During the months of September and October, PG&E said it saw a 65 percent increase in reported scams. In response, the company joined a coalition of 145 U.S and Canadian utility companies that have been raising awareness of common and new scam tactics amid the COVID-19 pandemic.
“Scammers have not shown compassion for small businesses and private citizens enduring the trying circumstances of the last two years,” said Jared Lawrence, UUAS founder, in a statement. “In fact, they have intensified their criminal activity with high pressure tactics and increasing use of technology. For that reason, utilities continue to unite to combat scammers by spreading awareness and are working with telecom partners to remove access to phone lines and encouraging policymakers to adopt stronger public protections.”
“If an email, visit to your home or phone call doesn’t feel right, don’t fall for it. Delete it, shut the door or hang up. And, as a reminder, PG&E will never ask for your financial information over the phone or via email.”Chris Zenner, PG&E
PG&E reminds residents that it will not send a notification to customers within an hour of a service interruption, and they will not ask for any sort of third party payment, like gift cards or cryptocurrency.
“Scammers are constantly changing their tactics and tricks, so awareness and reporting are more important than ever.

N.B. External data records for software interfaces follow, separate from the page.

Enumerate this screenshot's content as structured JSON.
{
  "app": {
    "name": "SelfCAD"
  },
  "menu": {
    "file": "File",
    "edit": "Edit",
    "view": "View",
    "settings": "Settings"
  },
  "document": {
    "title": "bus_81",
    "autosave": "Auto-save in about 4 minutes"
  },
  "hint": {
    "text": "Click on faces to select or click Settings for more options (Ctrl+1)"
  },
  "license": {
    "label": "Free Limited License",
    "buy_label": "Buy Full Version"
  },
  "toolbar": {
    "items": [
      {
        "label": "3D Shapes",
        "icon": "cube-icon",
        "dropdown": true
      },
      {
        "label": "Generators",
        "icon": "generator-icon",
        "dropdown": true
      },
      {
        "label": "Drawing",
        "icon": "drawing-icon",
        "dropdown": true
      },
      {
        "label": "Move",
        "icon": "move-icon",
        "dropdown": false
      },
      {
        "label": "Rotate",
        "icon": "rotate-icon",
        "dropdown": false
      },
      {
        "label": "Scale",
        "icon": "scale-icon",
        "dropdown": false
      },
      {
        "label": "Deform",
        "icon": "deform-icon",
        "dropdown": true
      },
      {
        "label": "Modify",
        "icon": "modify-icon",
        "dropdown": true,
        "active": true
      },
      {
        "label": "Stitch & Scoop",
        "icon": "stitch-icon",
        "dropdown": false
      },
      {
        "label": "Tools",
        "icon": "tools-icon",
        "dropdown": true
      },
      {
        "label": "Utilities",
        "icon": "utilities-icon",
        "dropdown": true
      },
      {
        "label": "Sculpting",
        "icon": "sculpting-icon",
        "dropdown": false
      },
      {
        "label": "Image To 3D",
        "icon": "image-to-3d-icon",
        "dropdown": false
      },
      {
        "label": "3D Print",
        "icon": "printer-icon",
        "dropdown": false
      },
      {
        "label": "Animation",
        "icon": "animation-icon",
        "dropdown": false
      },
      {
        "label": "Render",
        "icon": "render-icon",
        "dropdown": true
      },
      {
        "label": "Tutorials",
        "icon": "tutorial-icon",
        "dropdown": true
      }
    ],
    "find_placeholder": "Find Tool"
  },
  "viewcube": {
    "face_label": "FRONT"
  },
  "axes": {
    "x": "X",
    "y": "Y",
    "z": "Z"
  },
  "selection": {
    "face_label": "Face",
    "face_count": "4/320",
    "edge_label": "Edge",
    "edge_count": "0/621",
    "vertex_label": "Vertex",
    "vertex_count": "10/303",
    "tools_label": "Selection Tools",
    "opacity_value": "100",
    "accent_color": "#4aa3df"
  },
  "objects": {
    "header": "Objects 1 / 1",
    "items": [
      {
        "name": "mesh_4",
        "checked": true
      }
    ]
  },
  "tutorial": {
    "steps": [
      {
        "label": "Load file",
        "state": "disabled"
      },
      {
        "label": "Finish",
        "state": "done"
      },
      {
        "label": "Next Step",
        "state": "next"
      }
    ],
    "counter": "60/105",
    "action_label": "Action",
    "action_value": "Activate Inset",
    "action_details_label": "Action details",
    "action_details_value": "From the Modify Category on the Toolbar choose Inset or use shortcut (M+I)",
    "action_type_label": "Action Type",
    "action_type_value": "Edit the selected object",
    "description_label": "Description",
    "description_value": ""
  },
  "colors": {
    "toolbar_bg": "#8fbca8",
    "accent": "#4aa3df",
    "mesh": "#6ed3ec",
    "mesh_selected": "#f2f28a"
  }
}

All of us have to continue to evolve our safeguards and approaches to keeping our customers safe,” said Chris Zenner, vice president of PG&E’s residential services and digital channels, in a statement. “If an email, visit to your home or phone call doesn’t feel right, don’t fall for it. Delete it, shut the door or hang up. And, as a reminder, PG&E will never ask for your financial information over the phone or via email.”
PG&E also noted that scammers have increasingly called, texted and emailed customers during the COVID-19 pandemic, specifically adding pressure onto vulnerable populations like senior citizens and low-income neighborhoods.
Though scamming has increased, there are signs residents can look out for. A scammer may threaten a utility shutoff without instant payment, or may say that PG&E owes the customer a refund. The scammer will then ask them to buy a prepaid debt card or gift card or provide their credit card information to access the card’s funds.
PG&E customers with overdue bills will only receive a shutoff notification in the mail in their monthly bill, and they will never require a specific payment method to pay a bill, the company said.
The utility company also recommends members sign up for an online account to check their payments and receive paperless bills.
Customers can call PG&E at 800-743-5000 if they feel they have run into a scam, or call 911 if they are in immediate, physical danger. Victims of fraud or those threatened during a scam should call their local law enforcement.
More information on scams can be found on the PG&E website, or via Utilities United Against Scams.